# Required work
Copy each of the records exactly; leave nothing out.

# Material for the task
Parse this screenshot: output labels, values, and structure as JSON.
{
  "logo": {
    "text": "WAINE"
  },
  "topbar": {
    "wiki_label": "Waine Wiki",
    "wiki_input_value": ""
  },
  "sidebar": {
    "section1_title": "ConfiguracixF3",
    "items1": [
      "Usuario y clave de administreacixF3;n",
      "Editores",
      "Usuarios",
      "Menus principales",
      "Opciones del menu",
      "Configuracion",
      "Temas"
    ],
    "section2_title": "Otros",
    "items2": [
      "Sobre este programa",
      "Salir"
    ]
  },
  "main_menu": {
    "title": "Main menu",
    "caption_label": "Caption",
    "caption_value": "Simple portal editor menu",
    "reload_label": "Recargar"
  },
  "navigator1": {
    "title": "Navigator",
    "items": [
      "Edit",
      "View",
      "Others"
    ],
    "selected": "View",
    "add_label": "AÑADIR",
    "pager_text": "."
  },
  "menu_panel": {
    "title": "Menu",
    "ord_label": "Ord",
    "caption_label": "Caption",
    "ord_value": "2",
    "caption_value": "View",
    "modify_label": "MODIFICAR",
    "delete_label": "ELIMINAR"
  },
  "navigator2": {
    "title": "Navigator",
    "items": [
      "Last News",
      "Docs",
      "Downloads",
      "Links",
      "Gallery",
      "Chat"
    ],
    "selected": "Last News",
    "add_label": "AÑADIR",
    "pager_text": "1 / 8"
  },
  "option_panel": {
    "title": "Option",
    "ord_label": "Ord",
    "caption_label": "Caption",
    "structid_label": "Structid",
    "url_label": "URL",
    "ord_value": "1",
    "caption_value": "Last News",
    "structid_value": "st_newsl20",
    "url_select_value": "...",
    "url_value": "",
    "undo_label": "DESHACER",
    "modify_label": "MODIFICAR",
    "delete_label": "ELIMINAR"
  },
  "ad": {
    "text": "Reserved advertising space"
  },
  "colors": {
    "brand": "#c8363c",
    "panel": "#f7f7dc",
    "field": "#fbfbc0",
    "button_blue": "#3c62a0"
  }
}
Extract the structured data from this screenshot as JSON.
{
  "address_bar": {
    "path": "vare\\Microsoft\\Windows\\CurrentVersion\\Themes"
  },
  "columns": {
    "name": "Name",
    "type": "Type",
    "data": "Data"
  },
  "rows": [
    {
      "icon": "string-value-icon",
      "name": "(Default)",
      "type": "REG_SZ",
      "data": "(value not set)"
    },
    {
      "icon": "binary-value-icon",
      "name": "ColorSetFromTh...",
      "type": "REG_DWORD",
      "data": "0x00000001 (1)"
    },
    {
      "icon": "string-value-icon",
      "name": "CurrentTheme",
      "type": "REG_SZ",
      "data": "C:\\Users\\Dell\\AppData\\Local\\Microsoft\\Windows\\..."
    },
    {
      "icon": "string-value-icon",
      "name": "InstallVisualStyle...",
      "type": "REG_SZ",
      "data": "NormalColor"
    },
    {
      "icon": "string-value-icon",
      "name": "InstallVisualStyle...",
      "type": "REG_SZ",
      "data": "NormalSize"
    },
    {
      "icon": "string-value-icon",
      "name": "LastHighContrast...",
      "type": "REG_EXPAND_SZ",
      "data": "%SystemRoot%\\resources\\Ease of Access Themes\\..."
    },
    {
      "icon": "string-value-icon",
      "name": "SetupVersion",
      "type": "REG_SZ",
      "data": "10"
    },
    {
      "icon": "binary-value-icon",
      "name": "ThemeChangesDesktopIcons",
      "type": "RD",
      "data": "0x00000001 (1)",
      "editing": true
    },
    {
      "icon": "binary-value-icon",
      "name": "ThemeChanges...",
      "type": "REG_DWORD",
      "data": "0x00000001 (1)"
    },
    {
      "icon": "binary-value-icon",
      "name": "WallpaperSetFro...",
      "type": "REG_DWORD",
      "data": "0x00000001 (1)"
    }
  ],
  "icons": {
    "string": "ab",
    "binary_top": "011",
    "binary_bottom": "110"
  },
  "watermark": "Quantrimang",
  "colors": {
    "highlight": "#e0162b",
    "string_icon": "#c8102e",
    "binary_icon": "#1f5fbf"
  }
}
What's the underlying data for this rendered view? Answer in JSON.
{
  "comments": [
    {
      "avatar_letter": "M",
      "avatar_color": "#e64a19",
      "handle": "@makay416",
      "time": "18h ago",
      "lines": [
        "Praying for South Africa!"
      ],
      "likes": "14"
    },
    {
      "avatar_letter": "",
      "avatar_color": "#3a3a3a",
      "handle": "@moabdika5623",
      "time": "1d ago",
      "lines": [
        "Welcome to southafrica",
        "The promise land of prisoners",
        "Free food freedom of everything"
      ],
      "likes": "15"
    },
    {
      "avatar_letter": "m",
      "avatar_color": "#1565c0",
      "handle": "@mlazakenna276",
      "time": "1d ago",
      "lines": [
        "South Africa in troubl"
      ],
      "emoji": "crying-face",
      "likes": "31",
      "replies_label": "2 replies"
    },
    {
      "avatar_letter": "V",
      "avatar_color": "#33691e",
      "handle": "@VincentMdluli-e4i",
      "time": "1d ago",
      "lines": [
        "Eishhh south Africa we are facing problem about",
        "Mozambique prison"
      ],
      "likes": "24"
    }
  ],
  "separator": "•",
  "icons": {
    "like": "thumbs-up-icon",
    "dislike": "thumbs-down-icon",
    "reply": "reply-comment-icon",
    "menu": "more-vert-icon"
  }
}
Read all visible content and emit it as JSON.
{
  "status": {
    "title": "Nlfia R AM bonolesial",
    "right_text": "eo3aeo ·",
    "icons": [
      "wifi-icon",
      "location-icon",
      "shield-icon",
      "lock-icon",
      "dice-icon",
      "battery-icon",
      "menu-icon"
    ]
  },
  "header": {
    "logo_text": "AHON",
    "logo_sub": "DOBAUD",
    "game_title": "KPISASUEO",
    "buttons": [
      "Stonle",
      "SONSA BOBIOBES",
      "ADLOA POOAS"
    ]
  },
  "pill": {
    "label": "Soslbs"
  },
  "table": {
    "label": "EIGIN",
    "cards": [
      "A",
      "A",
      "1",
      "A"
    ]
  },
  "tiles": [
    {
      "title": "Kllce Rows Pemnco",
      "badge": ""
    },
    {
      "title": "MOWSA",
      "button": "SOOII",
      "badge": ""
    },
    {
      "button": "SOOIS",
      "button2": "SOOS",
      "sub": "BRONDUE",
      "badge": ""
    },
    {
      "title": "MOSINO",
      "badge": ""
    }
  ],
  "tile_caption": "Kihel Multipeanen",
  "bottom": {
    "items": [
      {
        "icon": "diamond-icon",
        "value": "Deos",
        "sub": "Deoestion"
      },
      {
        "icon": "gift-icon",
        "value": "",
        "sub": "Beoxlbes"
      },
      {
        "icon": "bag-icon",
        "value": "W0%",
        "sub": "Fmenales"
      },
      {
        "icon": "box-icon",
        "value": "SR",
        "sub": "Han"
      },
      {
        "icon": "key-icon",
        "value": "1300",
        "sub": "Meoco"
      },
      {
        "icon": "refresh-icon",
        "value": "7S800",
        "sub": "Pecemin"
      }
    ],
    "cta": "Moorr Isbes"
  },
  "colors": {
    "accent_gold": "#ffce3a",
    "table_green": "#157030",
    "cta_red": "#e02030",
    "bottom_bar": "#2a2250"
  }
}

# Result for this task
Parse this screenshot: output labels, values, and structure as JSON.
{
  "logo": {
    "text": "WAINE"
  },
  "topbar": {
    "wiki_label": "Waine Wiki",
    "wiki_input_value": ""
  },
  "sidebar": {
    "section1_title": "ConfiguracixF3",
    "items1": [
      "Usuario y clave de administreacixF3;n",
      "Editores",
      "Usuarios",
      "Menus principales",
      "Opciones del menu",
      "Configuracion",
      "Temas"
    ],
    "section2_title": "Otros",
    "items2": [
      "Sobre este programa",
      "Salir"
    ]
  },
  "main_menu": {
    "title": "Main menu",
    "caption_label": "Caption",
    "caption_value": "Simple portal editor menu",
    "reload_label": "Recargar"
  },
  "navigator1": {
    "title": "Navigator",
    "items": [
      "Edit",
      "View",
      "Others"
    ],
    "selected": "View",
    "add_label": "AÑADIR",
    "pager_text": "."
  },
  "menu_panel": {
    "title": "Menu",
    "ord_label": "Ord",
    "caption_label": "Caption",
    "ord_value": "2",
    "caption_value": "View",
    "modify_label": "MODIFICAR",
    "delete_label": "ELIMINAR"
  },
  "navigator2": {
    "title": "Navigator",
    "items": [
      "Last News",
      "Docs",
      "Downloads",
      "Links",
      "Gallery",
      "Chat"
    ],
    "selected": "Last News",
    "add_label": "AÑADIR",
    "pager_text": "1 / 8"
  },
  "option_panel": {
    "title": "Option",
    "ord_label": "Ord",
    "caption_label": "Caption",
    "structid_label": "Structid",
    "url_label": "URL",
    "ord_value": "1",
    "caption_value": "Last News",
    "structid_value": "st_newsl20",
    "url_select_value": "...",
    "url_value": "",
    "undo_label": "DESHACER",
    "modify_label": "MODIFICAR",
    "delete_label": "ELIMINAR"
  },
  "ad": {
    "text": "Reserved advertising space"
  },
  "colors": {
    "brand": "#c8363c",
    "panel": "#f7f7dc",
    "field": "#fbfbc0",
    "button_blue": "#3c62a0"
  }
}
Extract the structured data from this screenshot as JSON.
{
  "address_bar": {
    "path": "vare\\Microsoft\\Windows\\CurrentVersion\\Themes"
  },
  "columns": {
    "name": "Name",
    "type": "Type",
    "data": "Data"
  },
  "rows": [
    {
      "icon": "string-value-icon",
      "name": "(Default)",
      "type": "REG_SZ",
      "data": "(value not set)"
    },
    {
      "icon": "binary-value-icon",
      "name": "ColorSetFromTh...",
      "type": "REG_DWORD",
      "data": "0x00000001 (1)"
    },
    {
      "icon": "string-value-icon",
      "name": "CurrentTheme",
      "type": "REG_SZ",
      "data": "C:\\Users\\Dell\\AppData\\Local\\Microsoft\\Windows\\..."
    },
    {
      "icon": "string-value-icon",
      "name": "InstallVisualStyle...",
      "type": "REG_SZ",
      "data": "NormalColor"
    },
    {
      "icon": "string-value-icon",
      "name": "InstallVisualStyle...",
      "type": "REG_SZ",
      "data": "NormalSize"
    },
    {
      "icon": "string-value-icon",
      "name": "LastHighContrast...",
      "type": "REG_EXPAND_SZ",
      "data": "%SystemRoot%\\resources\\Ease of Access Themes\\..."
    },
    {
      "icon": "string-value-icon",
      "name": "SetupVersion",
      "type": "REG_SZ",
      "data": "10"
    },
    {
      "icon": "binary-value-icon",
      "name": "ThemeChangesDesktopIcons",
      "type": "RD",
      "data": "0x00000001 (1)",
      "editing": true
    },
    {
      "icon": "binary-value-icon",
      "name": "ThemeChanges...",
      "type": "REG_DWORD",
      "data": "0x00000001 (1)"
    },
    {
      "icon": "binary-value-icon",
      "name": "WallpaperSetFro...",
      "type": "REG_DWORD",
      "data": "0x00000001 (1)"
    }
  ],
  "icons": {
    "string": "ab",
    "binary_top": "011",
    "binary_bottom": "110"
  },
  "watermark": "Quantrimang",
  "colors": {
    "highlight": "#e0162b",
    "string_icon": "#c8102e",
    "binary_icon": "#1f5fbf"
  }
}
What's the underlying data for this rendered view? Answer in JSON.
{
  "comments": [
    {
      "avatar_letter": "M",
      "avatar_color": "#e64a19",
      "handle": "@makay416",
      "time": "18h ago",
      "lines": [
        "Praying for South Africa!"
      ],
      "likes": "14"
    },
    {
      "avatar_letter": "",
      "avatar_color": "#3a3a3a",
      "handle": "@moabdika5623",
      "time": "1d ago",
      "lines": [
        "Welcome to southafrica",
        "The promise land of prisoners",
        "Free food freedom of everything"
      ],
      "likes": "15"
    },
    {
      "avatar_letter": "m",
      "avatar_color": "#1565c0",
      "handle": "@mlazakenna276",
      "time": "1d ago",
      "lines": [
        "South Africa in troubl"
      ],
      "emoji": "crying-face",
      "likes": "31",
      "replies_label": "2 replies"
    },
    {
      "avatar_letter": "V",
      "avatar_color": "#33691e",
      "handle": "@VincentMdluli-e4i",
      "time": "1d ago",
      "lines": [
        "Eishhh south Africa we are facing problem about",
        "Mozambique prison"
      ],
      "likes": "24"
    }
  ],
  "separator": "•",
  "icons": {
    "like": "thumbs-up-icon",
    "dislike": "thumbs-down-icon",
    "reply": "reply-comment-icon",
    "menu": "more-vert-icon"
  }
}
Read all visible content and emit it as JSON.
{
  "status": {
    "title": "Nlfia R AM bonolesial",
    "right_text": "eo3aeo ·",
    "icons": [
      "wifi-icon",
      "location-icon",
      "shield-icon",
      "lock-icon",
      "dice-icon",
      "battery-icon",
      "menu-icon"
    ]
  },
  "header": {
    "logo_text": "AHON",
    "logo_sub": "DOBAUD",
    "game_title": "KPISASUEO",
    "buttons": [
      "Stonle",
      "SONSA BOBIOBES",
      "ADLOA POOAS"
    ]
  },
  "pill": {
    "label": "Soslbs"
  },
  "table": {
    "label": "EIGIN",
    "cards": [
      "A",
      "A",
      "1",
      "A"
    ]
  },
  "tiles": [
    {
      "title": "Kllce Rows Pemnco",
      "badge": ""
    },
    {
      "title": "MOWSA",
      "button": "SOOII",
      "badge": ""
    },
    {
      "button": "SOOIS",
      "button2": "SOOS",
      "sub": "BRONDUE",
      "badge": ""
    },
    {
      "title": "MOSINO",
      "badge": ""
    }
  ],
  "tile_caption": "Kihel Multipeanen",
  "bottom": {
    "items": [
      {
        "icon": "diamond-icon",
        "value": "Deos",
        "sub": "Deoestion"
      },
      {
        "icon": "gift-icon",
        "value": "",
        "sub": "Beoxlbes"
      },
      {
        "icon": "bag-icon",
        "value": "W0%",
        "sub": "Fmenales"
      },
      {
        "icon": "box-icon",
        "value": "SR",
        "sub": "Han"
      },
      {
        "icon": "key-icon",
        "value": "1300",
        "sub": "Meoco"
      },
      {
        "icon": "refresh-icon",
        "value": "7S800",
        "sub": "Pecemin"
      }
    ],
    "cta": "Moorr Isbes"
  },
  "colors": {
    "accent_gold": "#ffce3a",
    "table_green": "#157030",
    "cta_red": "#e02030",
    "bottom_bar": "#2a2250"
  }
}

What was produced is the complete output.